* _Description of the task_:
Your response should contain each line of the data that includes "ПриватБанк".

* _Task input_:
+-------+

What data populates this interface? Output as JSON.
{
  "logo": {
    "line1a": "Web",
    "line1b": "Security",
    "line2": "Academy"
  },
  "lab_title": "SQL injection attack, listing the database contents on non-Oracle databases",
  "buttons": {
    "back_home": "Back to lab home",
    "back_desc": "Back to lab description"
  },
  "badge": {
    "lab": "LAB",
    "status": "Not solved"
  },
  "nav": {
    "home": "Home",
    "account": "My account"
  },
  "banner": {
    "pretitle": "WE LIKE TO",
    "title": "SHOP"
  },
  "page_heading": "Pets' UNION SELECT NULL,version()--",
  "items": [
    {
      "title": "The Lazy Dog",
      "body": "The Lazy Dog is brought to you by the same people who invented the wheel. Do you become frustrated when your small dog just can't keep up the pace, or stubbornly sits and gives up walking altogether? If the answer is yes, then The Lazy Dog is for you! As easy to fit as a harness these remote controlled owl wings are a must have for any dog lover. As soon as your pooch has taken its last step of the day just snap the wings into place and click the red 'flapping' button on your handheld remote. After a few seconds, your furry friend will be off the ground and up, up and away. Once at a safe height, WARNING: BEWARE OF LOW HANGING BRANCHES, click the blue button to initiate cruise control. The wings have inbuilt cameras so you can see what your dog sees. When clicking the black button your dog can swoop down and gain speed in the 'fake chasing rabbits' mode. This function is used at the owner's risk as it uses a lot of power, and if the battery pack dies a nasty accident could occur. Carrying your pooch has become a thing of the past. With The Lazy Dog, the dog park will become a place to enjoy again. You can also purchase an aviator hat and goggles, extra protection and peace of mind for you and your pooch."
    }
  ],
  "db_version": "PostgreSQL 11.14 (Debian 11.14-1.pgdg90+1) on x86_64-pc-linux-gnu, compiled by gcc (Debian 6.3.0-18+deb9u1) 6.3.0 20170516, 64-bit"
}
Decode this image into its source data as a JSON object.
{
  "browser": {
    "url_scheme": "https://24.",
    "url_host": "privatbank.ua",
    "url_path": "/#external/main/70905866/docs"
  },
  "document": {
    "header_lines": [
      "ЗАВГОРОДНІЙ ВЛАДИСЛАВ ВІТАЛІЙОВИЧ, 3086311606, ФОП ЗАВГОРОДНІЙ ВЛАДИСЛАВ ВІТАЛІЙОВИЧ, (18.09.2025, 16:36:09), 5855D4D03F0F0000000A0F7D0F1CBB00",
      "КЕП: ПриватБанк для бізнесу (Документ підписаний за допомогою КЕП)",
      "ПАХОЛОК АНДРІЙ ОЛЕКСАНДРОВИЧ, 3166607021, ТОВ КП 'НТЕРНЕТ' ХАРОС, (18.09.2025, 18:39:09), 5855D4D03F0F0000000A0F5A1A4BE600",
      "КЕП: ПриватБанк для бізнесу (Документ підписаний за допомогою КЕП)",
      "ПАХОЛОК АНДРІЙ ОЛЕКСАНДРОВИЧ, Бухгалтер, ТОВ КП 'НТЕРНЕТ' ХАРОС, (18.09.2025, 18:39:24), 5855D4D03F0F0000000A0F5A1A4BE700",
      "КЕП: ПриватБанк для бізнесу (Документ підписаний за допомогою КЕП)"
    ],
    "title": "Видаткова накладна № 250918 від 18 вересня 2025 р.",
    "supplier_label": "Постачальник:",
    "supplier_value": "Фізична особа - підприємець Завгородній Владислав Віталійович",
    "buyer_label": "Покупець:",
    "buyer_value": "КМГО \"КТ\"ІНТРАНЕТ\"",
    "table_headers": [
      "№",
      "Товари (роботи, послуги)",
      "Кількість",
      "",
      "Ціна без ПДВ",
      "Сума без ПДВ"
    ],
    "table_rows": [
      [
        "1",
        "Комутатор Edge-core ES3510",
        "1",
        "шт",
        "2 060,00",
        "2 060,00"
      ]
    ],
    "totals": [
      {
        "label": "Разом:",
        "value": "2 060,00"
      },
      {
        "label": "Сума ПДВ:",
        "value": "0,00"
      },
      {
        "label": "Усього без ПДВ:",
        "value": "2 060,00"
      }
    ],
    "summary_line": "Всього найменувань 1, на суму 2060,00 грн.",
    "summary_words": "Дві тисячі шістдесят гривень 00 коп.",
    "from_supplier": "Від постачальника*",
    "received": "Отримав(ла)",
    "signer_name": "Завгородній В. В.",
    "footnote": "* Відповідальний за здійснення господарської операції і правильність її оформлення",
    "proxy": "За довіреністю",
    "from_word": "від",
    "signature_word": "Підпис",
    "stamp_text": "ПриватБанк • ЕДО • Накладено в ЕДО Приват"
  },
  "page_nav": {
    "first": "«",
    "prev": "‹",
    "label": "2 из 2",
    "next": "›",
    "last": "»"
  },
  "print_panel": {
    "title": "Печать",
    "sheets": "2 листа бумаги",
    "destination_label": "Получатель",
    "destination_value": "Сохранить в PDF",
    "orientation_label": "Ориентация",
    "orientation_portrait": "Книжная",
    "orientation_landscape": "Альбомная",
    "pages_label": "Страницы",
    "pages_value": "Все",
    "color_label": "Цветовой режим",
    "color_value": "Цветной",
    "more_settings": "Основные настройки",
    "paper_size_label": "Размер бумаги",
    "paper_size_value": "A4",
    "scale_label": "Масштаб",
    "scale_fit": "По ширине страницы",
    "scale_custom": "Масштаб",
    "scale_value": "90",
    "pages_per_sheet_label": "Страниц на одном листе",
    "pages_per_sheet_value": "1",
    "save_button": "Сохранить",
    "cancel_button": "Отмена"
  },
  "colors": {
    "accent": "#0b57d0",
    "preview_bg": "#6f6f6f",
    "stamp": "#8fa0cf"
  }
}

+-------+

* _Task answer_:
      "КЕП: ПриватБанк для бізнесу (Документ підписаний за допомогою КЕП)",
      "КЕП: ПриватБанк для бізнесу (Документ підписаний за допомогою КЕП)",
      "КЕП: ПриватБанк для бізнесу (Документ підписаний за допомогою КЕП)"
    "stamp_text": "ПриватБанк • ЕДО • Накладено в ЕДО Приват"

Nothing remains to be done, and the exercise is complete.